Need more information or photos to give accurate suggestions. As She Shovel stated, stay away from Bradford pears, but other flowering pears aren't nearly as bad. If the strip is small, you can plant on the other side of the sidewalk. Are there overhead wires, because if you have that issue, the electric company will gladly prune them for you when the trees get close to their wires, and I'm sure we have all seen their type of "pruning". You are ok to plant now, must trees are starting to break bud and even evergreens are good to go in the ground, but anything you plant will need to be watered regularly, either by mother nature or you.

Kirk

bwilder10h
03-25-2006, 07:17 AM
Thanks for all the comments. This is in a culdesac with underground power lines but I still don't want anything real tall.

I would prefer something that flowers and adds to the look of the property...

klkanders
03-25-2006, 12:54 PM
I would check with the city to see what trees they allow in a boulevard area. Sounds like you are wanting an ornamental or an accent tree. We usually place those in a yard setting not boulevard because some tend to be messy and also have lower branching patterns (Again not good near sidewalk or street for pruning purposes). In our zone what works well are ashes and some maples (not all are shallow rooting) because of straight trunks and good shade.
Hope that helps.

gqnine44
03-25-2006, 01:33 PM
Simple Answer - Cleveland Select Pear. It flowers and looks great along streets, it is also a more upright grower than other pears. Go plant them

CAG
03-25-2006, 10:12 PM
Well you want to go with a tree that is not root invasive..a street tree.I do not recommend a flowring Pear..they are brittle tree's and overused.Is this a suburban street or a city street?
20 to 35' in height is what I will go by for you..Ohio
American Smoke tree -Eastern Redbud-Flowering Ash-Cherry species(ornamental)-Carolina Silverbell-Mountain Ash-there are so many I suggest you ask at your local nursery for a street tree and you height requirements that does not have invasive roots.And see what they suggest My book has too many to list them all for you here..I hope you understand.
I couldn't agree with you more!! I have a condo complex that has Bradford pears on the islands in between the driveways( islands no more than four feet wide)and they are ruining the driveways big time??? Not to mention that every time the wind blew it seemed a big limb or a whole tree will fall !!! I always wonder what this person was thinking when they planted them 15 years ago!! With some heavy heavy pruning 2 years ago it did help to cut back on the falling trees/limbs..

bwilder10h
03-25-2006, 10:16 PM
Simple Answer - Cleveland Select Pear. It flowers and looks great along streets, it is also a more upright grower than other pears. Go plant them

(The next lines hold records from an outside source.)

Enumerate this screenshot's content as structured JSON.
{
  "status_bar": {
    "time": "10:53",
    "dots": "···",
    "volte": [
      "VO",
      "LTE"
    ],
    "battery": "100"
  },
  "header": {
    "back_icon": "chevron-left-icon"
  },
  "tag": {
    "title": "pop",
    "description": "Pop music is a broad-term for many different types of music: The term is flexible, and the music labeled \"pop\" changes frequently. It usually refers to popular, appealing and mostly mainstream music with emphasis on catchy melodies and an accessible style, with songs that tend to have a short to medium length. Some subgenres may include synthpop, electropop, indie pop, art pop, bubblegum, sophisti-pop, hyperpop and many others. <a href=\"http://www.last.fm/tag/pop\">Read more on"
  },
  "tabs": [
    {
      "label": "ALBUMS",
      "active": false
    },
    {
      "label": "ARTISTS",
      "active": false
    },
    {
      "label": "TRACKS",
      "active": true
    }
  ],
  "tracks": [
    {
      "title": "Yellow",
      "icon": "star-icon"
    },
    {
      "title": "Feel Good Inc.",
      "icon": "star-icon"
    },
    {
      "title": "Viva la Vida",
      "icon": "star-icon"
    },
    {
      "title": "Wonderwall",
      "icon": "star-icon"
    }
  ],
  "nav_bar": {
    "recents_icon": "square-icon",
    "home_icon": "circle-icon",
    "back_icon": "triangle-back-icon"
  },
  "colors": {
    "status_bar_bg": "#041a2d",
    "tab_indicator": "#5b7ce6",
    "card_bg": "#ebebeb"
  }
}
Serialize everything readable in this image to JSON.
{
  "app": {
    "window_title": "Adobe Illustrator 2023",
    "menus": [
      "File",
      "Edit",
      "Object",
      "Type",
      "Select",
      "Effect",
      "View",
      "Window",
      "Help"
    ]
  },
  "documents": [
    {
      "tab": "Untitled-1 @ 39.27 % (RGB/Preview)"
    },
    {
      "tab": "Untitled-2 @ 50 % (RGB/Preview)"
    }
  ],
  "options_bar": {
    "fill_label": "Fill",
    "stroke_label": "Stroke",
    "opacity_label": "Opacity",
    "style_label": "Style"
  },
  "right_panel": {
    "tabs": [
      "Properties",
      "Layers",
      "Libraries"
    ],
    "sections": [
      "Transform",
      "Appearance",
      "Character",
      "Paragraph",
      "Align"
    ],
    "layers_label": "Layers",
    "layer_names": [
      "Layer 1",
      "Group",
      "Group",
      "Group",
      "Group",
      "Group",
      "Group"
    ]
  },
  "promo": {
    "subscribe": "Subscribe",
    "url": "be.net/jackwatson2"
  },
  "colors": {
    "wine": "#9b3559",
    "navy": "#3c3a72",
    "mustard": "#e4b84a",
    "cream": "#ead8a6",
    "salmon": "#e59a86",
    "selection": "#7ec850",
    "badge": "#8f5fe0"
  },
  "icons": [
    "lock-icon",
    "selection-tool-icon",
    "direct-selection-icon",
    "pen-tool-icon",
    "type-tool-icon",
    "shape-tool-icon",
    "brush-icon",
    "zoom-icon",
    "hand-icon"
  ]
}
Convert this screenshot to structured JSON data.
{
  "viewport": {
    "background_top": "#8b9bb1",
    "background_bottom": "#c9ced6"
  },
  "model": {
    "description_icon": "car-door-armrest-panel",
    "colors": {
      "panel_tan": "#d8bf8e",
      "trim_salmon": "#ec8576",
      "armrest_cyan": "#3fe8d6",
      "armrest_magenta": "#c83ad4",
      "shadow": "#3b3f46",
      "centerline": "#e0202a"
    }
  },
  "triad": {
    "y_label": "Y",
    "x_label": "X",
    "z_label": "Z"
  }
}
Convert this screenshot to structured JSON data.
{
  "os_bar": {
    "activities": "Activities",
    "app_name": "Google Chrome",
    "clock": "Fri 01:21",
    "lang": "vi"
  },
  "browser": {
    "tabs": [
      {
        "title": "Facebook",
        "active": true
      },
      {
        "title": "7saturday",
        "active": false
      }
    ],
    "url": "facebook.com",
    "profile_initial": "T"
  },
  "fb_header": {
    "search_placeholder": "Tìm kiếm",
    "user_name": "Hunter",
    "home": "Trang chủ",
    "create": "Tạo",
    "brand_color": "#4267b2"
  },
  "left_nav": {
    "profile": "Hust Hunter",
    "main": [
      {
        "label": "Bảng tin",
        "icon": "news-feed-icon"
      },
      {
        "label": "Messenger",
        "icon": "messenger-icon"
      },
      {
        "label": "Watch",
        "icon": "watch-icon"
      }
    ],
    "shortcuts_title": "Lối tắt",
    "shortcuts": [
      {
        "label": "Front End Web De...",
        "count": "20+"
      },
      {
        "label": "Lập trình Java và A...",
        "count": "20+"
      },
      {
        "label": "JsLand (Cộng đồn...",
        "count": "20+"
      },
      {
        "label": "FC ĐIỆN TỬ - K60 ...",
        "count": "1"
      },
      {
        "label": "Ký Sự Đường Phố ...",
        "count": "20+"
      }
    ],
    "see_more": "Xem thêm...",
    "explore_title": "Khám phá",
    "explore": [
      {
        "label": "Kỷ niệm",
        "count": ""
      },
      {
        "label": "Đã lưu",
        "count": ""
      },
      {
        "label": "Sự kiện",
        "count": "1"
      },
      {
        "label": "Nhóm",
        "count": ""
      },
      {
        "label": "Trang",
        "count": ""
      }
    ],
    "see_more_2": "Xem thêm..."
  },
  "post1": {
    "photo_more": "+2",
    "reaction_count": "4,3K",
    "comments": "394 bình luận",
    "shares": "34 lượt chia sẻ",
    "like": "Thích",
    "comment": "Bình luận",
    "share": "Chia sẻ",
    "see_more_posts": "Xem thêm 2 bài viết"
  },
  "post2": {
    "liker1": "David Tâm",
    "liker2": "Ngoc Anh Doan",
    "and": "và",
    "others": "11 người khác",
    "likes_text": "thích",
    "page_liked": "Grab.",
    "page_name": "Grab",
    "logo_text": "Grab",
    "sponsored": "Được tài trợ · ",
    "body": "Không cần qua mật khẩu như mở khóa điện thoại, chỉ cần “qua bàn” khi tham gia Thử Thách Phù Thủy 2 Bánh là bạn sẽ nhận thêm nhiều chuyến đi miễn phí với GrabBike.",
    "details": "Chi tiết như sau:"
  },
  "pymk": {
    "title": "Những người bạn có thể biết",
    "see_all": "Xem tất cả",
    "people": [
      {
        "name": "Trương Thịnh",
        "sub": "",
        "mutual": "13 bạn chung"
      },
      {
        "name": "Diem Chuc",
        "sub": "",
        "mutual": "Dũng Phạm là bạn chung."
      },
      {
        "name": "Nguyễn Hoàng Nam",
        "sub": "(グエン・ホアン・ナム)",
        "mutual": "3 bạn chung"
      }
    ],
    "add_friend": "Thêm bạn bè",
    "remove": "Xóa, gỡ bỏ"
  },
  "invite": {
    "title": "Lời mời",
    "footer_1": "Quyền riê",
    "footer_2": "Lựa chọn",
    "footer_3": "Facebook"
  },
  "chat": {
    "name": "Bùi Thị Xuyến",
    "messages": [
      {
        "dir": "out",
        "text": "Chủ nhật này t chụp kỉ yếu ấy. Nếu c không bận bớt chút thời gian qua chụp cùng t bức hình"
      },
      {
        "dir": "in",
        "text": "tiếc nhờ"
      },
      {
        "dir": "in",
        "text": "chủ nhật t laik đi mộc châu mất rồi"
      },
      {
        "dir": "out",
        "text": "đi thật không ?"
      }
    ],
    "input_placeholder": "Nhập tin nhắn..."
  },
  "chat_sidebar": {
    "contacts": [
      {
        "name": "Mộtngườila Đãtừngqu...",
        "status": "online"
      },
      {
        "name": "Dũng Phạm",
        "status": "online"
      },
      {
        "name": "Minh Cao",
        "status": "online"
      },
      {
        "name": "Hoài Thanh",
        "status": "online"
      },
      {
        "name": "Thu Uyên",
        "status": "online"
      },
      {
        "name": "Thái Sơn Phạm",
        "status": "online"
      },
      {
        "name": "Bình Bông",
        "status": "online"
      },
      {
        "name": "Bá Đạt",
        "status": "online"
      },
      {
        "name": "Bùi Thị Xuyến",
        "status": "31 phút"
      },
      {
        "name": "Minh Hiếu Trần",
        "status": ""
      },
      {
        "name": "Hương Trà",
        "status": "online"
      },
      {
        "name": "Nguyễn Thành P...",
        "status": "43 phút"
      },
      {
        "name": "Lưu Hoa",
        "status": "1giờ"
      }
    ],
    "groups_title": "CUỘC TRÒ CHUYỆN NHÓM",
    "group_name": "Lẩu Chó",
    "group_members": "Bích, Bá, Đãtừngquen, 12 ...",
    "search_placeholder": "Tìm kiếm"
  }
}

Yeah that was part of my criteria... being an upright grower...

I'll check out the Cleveland Pear tomorrow as I want to get these in the ground soon.

Thanks

Paradise Landscapes
03-26-2006, 08:44 AM
might want to watch for them power lines. . . .